Focus is just one of the many obstacles the company will need to navigate. As we have seen elsewhere in the sharing economy, regulatory compliance, insurance liability, and independent contractor background checks are all landmines that can derail otherwise promising businesses. Bellhops has yet to run into any of these challenges in any meaningful way, Doody says, but that doesn’t mean it won’t become an issue down the road. It only takes a few injuries, robberies, or worse for the whole model to come under intense scrutiny. But of course, like with taxis versus Uber, traditional moving companies aren’t immune to these risks either.
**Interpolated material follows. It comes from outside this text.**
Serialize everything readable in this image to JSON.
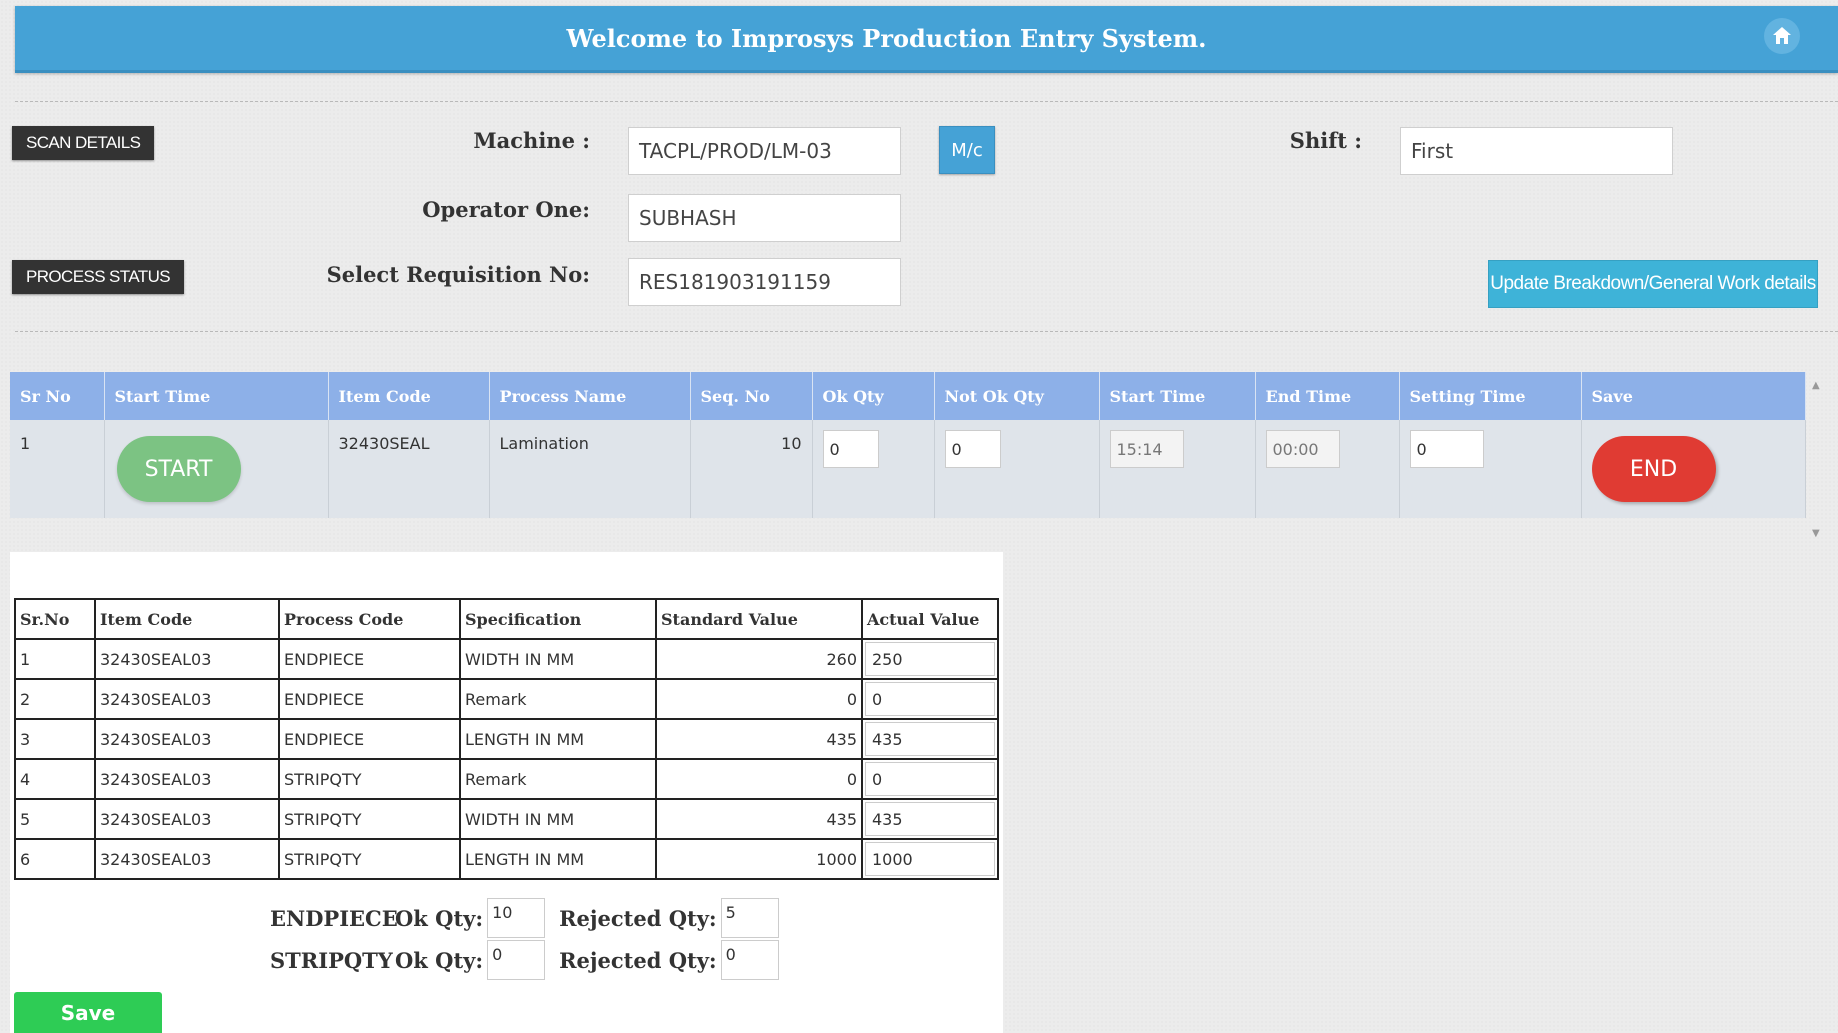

Now that Bellhops has figured out its model and is scaling rapidly, Doody plans to expand the service into 250 major cities across the US by the end of 2015. The company now has 31 full-time employees at its headquarters, and it’s commissioned city directors in each of its 135 markets to help recruit additional laborers and promote the service on the ground.

“One thing that I think is really cool is that we’re bringing the sharing economy to middle America – places like Oxford, Mississippi,” Doody says.

Bellhops has raised more than $2 million in Seed funding from a number of investors including Chatanooga incubator and Seed VC Lamp Post Group*, which counts Access America Transport co-founder Ted Alling as a cofounder – how’s that for strategic alignment? The company was accepted to Y Combinator late last year but turned down the opportunity to participate in the Silicon Valley accelerator program. Bellhops is currently in the market looking to raise a Series A round, according to those close to the company, and is said to be attracting significant interest. Right on cue, the company has even rocketed to the top of ProductHunt today.

In any given year, 50 million Americans will move, roughly 60 percent of them doing so locally and 75 percent or about 22 million people falling into the ‘do-it-yourselfer’ camp, according to statistics from UHaul. With a nearly unlimited supply of eager college labor and a bit of technology used to manage them, this is a classic analog market dying to be disrupted. The kids at Bellhops seem to have a running start at being the ones to blow this on-demand labor market wide open. We’ll see if they have the operational chops to keep this early lead.

*Disclosure: Lamp Post Group is an investor in Pando.

  1. Bellhops
    Moving help, on-demand. 130+ cities and growing.
    Follow on AngelList

    Close to 50m Americans move every year, and 3/4 (37m) are 'do-it-yourselfers'. Not because they want to do it themselves, but because they are price conscious and don't have an alternative in between begging friends to help or going through the hassle/cost of booking a traditional moving company.

    Bellhops is a tech-based, on-demand platform for moving help that provides a national, branded workforce of college students to help you move easily and affordably. Serving 130+ cities and growing.

    1. Adam Haney
      Founder